      “Shishu Ladies” is a fitting name for the group of women whose love of needlework brought them together as students of my grandparents. It suggests a certain period, a certain generation, and a certain constellation of qualities and values defining that time. The stories the women told my mother and me about their growing-up years brought to life something of that era. And listening to them as we began our research, we came quite naturally to the name “Shishu Ladies.”

      The term “shishū” was a comfortable part of the women’s vocabulary, sometimes functioning in surprising ways as an adjective or...

    • 6 “Great Were the Ladies of Meiji!”
      (pp. 61-78)
      SHIHO S. NUNES

      It would not be far from the truth to say that shishū arrived in Hawai‘i literally on the skirts of women’s kimono and on their obi, all neatly folded intokōri,the wicker trunks issei women brought with them from Japan. Between 1885 and 1894 nearly 5,500 women came as wives and family members of government-contract laborers; 32,000 more followed between 1908 and 1924, some 20,000 of them as picture brides joining their partners in marriages arranged by go-betweens.¹ Most of the women brought in theirkōriat least one formal silkmontsuki(kimono with family crest), together with brocaded...

  9. PART III From Design to Stitched Art
    • 7 Design for Needle and Thread
      (pp. 81-97)
      SHIHO S. NUNES

      My father’s workshop was a low-ceilinged room in the underhouse of their home in Pu‘u‘eo, a residential neighborhood of Hilo just across the Wailuku River at the Hāmākua end of town. The room was reached from the kitchen on the main floor by a wooden stairway open to the elements. In rain or shine, my father descended the dozen steps, stooped through the low door, and crossed the concrete slab that accommodated a storage closet, a washing machine, two laundry tubs, and a toilet the size of a broom closet. He made his way carefully past my mother’s white crock...

    • 8 Thread into Art
      (pp. 99-112)
      SHIHO S. NUNES
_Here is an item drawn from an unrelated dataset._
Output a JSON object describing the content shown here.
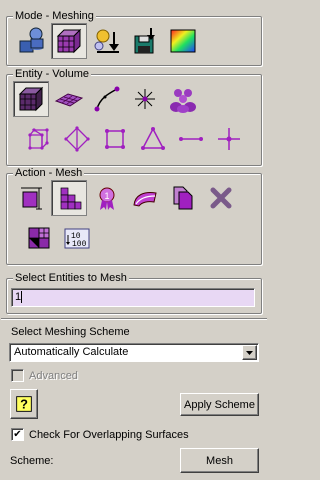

      In her pleasant and unpretentious way, my mother was admirably suited to help her students bring their selected designs to life through the artistry of color and stitchery. First and foremost she was a teacher; she had the temperament and ability to communicate her knowledge and skills to her students. Whether teaching the reading and writing of Japanese or the art of shishū, she was in her element, bringing to her work a wholehearted, unstinting enthusiasm and enjoyment. Her teaching career had begun in Japan immediately upon graduation, and it continued nearly unbroken for over thirty years until World War...

    • 9 The Shishū Experience
      (pp. 113-128)
      SARA NUNES-ATABAKI

      The class at Mountain View began with a chance encounter at Food Fair, a Hilo supermarket, between a shishū student of Grandmother’s and Fortunata Cabamongan, variously a flower packer, field worker, and housewife. Mrs. Cabamongan recalls, “I saw this lady carrying a square frame. It was a wood-rose. I asked her, ‘Obasan, where did you learn this?’ She told me, ‘Mrs. Shinoda.’ So I went with her [to Mrs. Shinoda’s house]. Sensei agreed to teach if I could put up five or more ladies. I rushed home and called Mrs. Yamada first—bless her soul, she’s passed away—and I...

  10. APPENDIX A A Short History of Shishū in Japan
    (pp. 129-130)
  11. APPENDIX B Roster of the Shishu Ladies
    (pp. 131-132)
  12. Appendix C Notes
    (pp. 133-138)
  13. Bibliography
    (pp. 139-141)
  14. Back Matter
    (pp. 142-142)